Number one cause of teen deaths: Distracted driving

The number one cause of death of American teens is not shootings, suicides or disease. At the top of the list is distracted driving, says the education and outreach coordinator for Impact Teen Drivers. Heidi Deane says that drunk driving fatalities among teenagers has actually been on the decline, reckless and distracted driving has been on the rise.

“Thirty-seven percent of your brain is gone when you are dealing with a device,” she recently told a gathering of high school students. “Studies have shown that drivers do not perceive the time or the distance it took them to travel the length of a football field while distracted.”

With Oshkosh high school seniors getting ready for graduation ceremonies and parties, their parents just want to see their kids healthy after the celebrations have faded away.
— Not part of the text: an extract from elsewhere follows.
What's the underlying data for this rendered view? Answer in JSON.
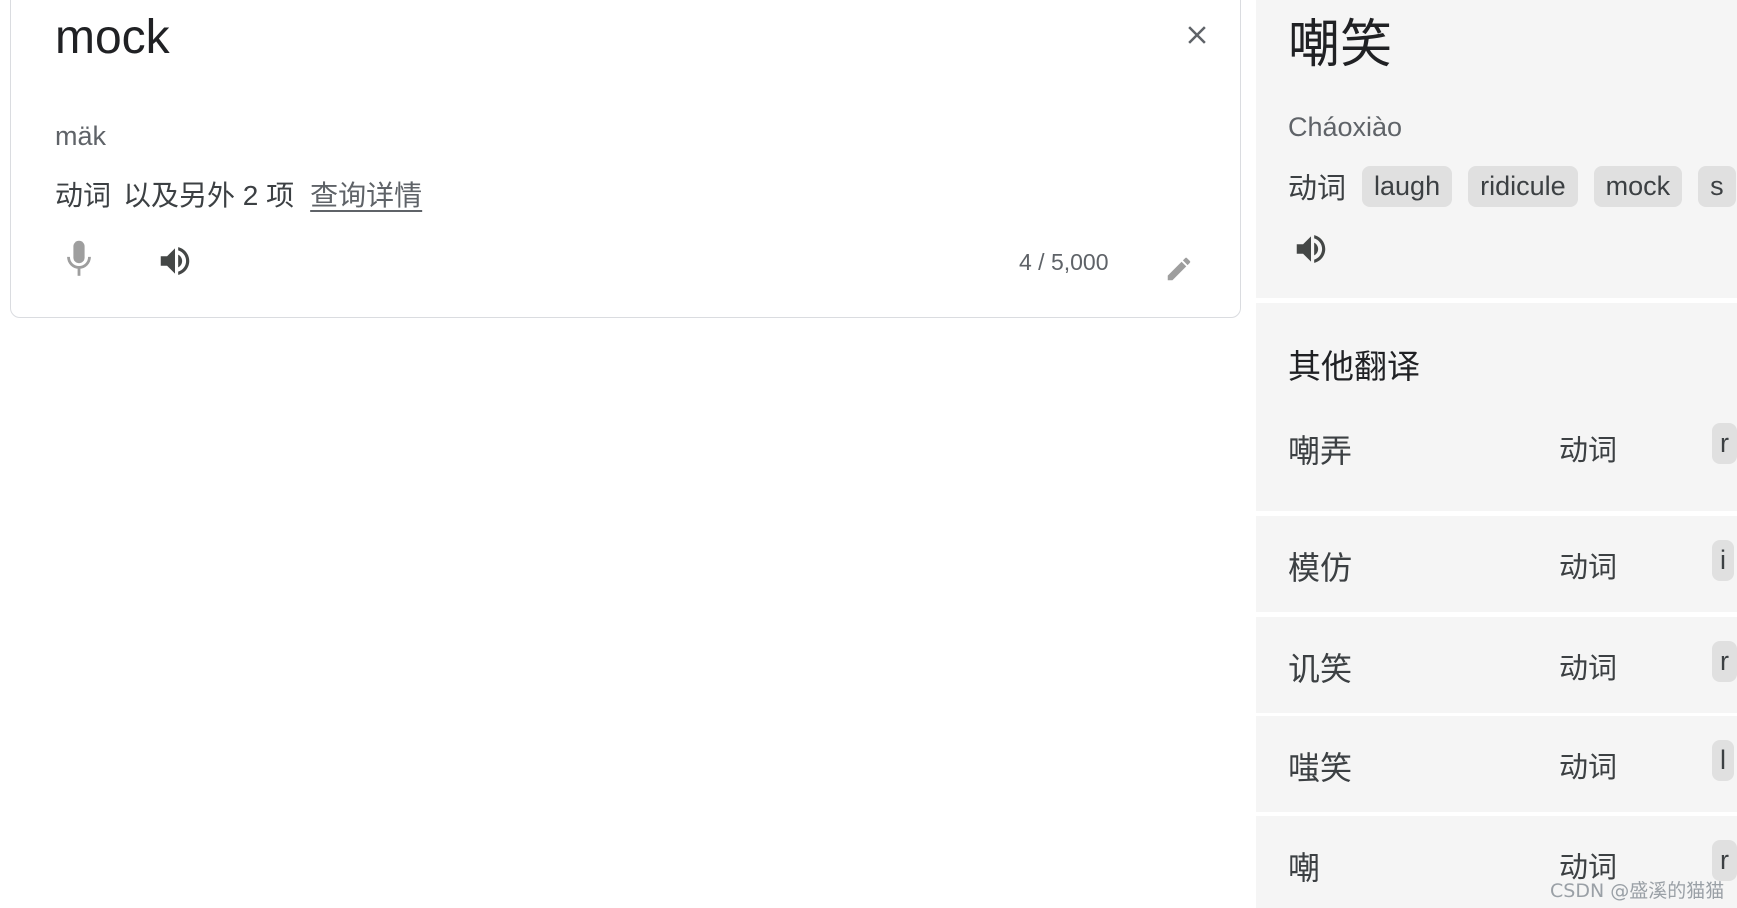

It’s incredibly important for teens to stay out of cars with impaired drivers and it’s just as important for drivers of all ages to put their phones away whenever they are behind the wheel.

Deane said that about 4,000 teenagers died in vehicle crashes last year and that 75 percent of those wrecks did not involve alcohol or drugs. Instead, more and more young drivers and passengers are being seriously injured and killed in crashes that happened because the driver was not paying attention to the road and traffic.

She said that far too often teens do not wear seatbelts, which can mean that in crashes, they are violently hurled from vehicles. The results: serious injuries and sometimes deaths.

In crashes, “doors come off a lot,” she said. People who don’t wear seatbelts can be violently thrown from the vehicles and sustain serious injuries and even fatal damage. But when everyone in the vehicle is belted up, “everyone is OK,” she said – even in crashes in which the doors come off.

If you or a loved one has been injured in a car crash, contact a skilled attorney with a track record of success in personal injury and wrongful death litigation.